(Extracted data entries)
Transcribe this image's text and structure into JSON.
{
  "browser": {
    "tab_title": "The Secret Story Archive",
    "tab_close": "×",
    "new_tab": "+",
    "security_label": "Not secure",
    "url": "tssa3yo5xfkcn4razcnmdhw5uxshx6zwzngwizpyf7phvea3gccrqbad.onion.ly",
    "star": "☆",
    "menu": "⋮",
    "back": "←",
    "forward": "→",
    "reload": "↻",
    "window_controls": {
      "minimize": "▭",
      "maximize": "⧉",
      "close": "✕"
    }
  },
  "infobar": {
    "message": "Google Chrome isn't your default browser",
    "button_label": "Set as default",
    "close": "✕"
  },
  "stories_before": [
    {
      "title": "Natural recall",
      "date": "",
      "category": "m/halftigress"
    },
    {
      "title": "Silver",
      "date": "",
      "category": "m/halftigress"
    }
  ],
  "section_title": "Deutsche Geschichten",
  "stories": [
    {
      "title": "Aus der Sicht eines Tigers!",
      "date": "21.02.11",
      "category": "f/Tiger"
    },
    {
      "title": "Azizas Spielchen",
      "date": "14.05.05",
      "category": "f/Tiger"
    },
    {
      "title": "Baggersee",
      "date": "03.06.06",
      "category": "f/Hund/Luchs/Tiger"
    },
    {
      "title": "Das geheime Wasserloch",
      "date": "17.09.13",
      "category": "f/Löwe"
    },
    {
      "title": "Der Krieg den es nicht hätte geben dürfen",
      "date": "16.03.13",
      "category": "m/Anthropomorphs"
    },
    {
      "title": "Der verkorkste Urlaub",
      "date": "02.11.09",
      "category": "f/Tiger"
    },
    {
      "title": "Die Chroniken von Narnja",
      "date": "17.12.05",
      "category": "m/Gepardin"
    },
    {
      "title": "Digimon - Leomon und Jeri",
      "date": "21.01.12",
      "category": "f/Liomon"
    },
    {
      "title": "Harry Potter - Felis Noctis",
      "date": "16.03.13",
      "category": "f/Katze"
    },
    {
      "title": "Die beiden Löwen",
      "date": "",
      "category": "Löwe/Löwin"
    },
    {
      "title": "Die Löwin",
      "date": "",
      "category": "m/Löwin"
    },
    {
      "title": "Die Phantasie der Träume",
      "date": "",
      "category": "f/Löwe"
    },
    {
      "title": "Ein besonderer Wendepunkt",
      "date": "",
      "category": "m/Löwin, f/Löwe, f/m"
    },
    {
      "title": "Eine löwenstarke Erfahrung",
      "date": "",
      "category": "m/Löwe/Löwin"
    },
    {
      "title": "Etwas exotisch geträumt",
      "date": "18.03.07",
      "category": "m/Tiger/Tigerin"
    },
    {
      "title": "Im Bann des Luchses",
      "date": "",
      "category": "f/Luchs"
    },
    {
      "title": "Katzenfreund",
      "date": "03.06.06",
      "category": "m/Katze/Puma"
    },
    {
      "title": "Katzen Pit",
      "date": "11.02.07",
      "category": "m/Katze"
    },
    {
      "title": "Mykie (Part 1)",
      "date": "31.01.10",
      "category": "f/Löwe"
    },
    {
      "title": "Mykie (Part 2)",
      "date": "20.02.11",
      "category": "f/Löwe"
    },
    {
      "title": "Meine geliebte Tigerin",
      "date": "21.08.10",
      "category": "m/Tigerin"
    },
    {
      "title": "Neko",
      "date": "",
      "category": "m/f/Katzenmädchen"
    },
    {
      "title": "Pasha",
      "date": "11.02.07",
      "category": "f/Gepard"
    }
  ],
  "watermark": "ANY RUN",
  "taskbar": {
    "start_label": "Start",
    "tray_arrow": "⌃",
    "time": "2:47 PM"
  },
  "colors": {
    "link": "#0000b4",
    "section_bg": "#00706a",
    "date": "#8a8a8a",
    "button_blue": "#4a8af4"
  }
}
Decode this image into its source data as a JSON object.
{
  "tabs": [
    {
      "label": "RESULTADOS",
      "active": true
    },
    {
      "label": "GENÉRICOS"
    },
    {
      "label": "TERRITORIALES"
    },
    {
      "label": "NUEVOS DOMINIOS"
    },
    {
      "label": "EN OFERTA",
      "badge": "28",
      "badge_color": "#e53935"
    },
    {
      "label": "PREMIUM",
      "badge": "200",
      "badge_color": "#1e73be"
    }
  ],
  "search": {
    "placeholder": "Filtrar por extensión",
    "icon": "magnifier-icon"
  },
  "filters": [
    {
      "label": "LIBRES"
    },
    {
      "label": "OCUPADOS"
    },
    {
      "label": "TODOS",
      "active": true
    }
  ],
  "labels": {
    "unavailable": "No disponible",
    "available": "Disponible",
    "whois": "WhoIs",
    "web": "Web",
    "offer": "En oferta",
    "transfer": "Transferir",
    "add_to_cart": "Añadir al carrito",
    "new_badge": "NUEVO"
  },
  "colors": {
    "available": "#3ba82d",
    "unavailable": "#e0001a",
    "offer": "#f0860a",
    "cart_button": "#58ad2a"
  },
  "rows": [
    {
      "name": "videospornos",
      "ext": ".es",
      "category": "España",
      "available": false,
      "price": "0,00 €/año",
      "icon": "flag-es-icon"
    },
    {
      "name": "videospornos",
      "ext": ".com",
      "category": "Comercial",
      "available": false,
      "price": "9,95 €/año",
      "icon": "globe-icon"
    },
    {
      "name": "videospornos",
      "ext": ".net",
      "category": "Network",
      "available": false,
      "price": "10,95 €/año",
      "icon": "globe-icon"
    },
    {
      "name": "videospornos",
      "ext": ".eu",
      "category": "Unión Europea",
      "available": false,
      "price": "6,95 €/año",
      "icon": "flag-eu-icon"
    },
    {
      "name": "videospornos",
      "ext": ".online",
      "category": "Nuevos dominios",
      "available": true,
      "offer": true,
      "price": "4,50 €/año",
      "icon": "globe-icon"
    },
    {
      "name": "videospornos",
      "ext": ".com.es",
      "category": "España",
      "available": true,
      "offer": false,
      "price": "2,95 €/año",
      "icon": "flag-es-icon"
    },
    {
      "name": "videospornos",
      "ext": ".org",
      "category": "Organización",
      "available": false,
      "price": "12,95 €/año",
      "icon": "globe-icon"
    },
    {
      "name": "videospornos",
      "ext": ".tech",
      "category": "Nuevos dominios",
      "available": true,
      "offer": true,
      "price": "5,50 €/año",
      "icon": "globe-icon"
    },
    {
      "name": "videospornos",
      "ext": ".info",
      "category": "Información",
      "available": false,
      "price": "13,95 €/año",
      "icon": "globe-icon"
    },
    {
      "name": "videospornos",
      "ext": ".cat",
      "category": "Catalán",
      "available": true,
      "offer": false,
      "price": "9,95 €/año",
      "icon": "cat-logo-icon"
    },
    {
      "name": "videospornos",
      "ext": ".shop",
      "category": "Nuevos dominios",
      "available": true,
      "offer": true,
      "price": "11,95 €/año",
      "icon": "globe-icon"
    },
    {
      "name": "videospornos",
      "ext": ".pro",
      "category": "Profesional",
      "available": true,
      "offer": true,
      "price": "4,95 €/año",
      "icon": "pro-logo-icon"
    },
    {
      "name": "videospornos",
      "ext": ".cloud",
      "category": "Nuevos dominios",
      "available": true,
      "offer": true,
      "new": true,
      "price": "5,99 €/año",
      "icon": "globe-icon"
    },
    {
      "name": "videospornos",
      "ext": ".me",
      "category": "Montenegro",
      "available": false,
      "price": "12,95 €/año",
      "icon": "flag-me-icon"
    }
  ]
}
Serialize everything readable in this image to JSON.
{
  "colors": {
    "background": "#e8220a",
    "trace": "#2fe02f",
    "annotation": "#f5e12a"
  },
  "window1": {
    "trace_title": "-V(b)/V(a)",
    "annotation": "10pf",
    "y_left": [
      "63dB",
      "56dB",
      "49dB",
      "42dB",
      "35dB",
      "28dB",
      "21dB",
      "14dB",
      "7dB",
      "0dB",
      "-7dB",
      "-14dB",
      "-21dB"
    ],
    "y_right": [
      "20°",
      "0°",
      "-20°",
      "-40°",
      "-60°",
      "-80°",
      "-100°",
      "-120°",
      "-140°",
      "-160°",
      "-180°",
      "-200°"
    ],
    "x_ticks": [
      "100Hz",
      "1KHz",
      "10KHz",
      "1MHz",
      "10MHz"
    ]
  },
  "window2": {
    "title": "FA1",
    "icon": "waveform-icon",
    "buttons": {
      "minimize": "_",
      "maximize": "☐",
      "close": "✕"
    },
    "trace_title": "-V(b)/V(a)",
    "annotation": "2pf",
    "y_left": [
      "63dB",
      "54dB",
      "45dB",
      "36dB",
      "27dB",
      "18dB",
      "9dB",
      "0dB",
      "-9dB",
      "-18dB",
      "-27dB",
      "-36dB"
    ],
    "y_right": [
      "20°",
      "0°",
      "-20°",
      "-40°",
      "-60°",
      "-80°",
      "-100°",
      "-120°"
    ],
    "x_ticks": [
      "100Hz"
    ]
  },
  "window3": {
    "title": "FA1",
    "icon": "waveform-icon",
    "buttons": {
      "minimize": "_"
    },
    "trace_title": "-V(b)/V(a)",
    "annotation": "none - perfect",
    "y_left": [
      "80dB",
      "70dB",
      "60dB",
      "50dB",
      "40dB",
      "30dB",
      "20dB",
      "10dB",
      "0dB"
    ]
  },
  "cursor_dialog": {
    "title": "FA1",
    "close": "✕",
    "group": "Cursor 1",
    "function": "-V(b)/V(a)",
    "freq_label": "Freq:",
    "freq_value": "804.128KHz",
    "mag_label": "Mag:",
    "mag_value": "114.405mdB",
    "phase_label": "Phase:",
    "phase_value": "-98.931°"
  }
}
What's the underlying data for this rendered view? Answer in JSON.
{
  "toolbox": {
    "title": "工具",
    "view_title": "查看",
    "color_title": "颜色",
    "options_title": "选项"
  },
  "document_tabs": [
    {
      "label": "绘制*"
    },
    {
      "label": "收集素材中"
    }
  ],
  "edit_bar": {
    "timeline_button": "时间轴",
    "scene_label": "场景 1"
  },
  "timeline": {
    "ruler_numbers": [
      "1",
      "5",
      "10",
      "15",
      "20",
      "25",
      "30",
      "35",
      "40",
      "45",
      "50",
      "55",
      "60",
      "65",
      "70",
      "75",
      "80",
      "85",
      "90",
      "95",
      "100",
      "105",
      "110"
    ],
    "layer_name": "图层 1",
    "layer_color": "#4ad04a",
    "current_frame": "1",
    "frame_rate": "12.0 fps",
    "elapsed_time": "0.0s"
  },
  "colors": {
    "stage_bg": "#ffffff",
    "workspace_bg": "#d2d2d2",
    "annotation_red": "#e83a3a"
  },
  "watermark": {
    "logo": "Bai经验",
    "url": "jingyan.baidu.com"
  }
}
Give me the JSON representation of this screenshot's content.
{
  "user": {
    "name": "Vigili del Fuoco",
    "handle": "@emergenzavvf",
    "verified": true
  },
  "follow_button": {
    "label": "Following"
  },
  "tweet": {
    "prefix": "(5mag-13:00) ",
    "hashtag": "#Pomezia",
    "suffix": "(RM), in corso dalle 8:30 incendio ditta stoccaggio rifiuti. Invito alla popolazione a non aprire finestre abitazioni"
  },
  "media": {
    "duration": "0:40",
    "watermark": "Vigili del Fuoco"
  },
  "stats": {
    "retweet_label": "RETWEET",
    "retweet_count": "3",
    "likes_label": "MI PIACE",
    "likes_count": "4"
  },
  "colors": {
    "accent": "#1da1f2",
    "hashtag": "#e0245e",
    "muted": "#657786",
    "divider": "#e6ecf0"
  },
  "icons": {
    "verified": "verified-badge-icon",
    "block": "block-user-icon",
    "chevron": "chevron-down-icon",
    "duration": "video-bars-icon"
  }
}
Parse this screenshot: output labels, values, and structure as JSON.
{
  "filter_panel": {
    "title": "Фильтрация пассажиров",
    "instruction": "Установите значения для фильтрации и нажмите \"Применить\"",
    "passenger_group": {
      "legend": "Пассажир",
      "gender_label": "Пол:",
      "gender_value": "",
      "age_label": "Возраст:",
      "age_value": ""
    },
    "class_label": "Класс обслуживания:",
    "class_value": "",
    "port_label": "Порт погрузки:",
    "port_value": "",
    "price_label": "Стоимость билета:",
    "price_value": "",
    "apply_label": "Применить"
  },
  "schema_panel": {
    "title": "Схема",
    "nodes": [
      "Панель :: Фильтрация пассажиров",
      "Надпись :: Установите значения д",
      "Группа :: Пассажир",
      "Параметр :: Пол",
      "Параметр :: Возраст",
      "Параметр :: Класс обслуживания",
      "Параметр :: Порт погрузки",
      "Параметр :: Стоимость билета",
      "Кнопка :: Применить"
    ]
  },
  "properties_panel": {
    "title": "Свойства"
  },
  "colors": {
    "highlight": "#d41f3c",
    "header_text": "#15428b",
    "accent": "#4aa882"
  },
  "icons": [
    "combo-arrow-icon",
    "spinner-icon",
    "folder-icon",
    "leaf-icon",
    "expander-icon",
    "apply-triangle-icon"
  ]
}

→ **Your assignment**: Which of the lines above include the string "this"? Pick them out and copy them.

→ **Exercise solution**:
Transcribe this image's text and structure into JSON.
Decode this image into its source data as a JSON object.
Serialize everything readable in this image to JSON.
What's the underlying data for this rendered view? Answer in JSON.
Give me the JSON representation of this screenshot's content.
Parse this screenshot: output labels, values, and structure as JSON.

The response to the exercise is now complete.